The Anselmo Mine operated from 1887 to 1959, and is 4,301 feet deep. The mineyard is the most intact of any in Butte, and includes the main hoist engine room, an auxiliary (chippy) hoist building (with a lamp room in the lower level), carpenter shop, timekeeper's offices, hose house, the dry, and a warehouse in addition to the headframe with its tipple and two idler towers. The compressed air tank also survives. Inside, tools and other artifacts are found in place, just as they were when the mine was operating. The Anselmo was an important lead-zinc mine. It also produced silver and copper.

The Anselmo and its mineyard are owned by Butte-Silver Bow County, which is working toward making the mine part of a Regional Heritage Park.

The present Anselmo headframe came from the Black Rock Mine, and was moved to the Anselmo in 1936. The Anselmo yard also held a timber yard that supplied lumber for underground timbers to many mines. The Anselmo was where timbers were treated with arsenic to prevent rotting; the main timber mill was west of Butte, at Rocker. A lengthy strike that shut down most of Butte's mines in 1959 spelled the end of the Anselmo, which did not reopen after that strike.

The Butte, Anaconda and Pacific Railroad trail passes near the Anselmo yard. Not far to the west, the trail passes the Desperation Fan Tower, an octagonal concrete structure where bad air exited from the Anselmo mine.

See also this collection of 1980 HABS/HAER photos of the Anselmo.
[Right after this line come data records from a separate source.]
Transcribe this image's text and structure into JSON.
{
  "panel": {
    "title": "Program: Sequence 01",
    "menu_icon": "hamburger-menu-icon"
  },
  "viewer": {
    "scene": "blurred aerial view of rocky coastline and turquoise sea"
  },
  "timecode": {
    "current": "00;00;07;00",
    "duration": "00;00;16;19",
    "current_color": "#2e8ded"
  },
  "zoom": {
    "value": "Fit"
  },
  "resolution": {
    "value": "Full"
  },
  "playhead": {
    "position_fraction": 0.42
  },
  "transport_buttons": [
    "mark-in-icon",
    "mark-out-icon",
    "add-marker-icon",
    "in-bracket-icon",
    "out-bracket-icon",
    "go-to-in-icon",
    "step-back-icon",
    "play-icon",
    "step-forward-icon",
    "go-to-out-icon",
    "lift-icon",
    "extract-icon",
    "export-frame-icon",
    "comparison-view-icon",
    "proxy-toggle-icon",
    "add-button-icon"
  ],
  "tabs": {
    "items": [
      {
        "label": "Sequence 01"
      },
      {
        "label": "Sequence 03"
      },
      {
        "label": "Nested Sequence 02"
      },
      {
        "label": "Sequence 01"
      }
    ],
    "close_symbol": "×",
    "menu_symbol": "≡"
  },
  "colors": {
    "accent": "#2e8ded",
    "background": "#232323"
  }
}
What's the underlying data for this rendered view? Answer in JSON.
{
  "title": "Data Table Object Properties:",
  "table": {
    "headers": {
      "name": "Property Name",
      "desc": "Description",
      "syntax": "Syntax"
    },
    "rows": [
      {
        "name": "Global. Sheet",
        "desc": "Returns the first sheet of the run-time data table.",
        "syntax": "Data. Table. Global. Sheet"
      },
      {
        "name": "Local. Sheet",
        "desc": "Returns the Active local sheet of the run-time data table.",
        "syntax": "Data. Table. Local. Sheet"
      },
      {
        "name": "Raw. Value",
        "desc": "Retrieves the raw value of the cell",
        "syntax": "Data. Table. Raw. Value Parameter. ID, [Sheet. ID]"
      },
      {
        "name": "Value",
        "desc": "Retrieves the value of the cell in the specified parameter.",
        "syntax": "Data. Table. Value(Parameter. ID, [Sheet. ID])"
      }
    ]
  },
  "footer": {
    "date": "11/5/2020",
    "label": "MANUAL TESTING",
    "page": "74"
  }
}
Resources: A self-guided tour of the mines of Butte, Butte Historical Society; Guide to the Butte-Anaconda Copperway, by Richard Gibson. Photos by Richard Gibson. This article is modified slightly from its original publication in the Vernacular Architecture Forum Guidebook, Butte, 2009.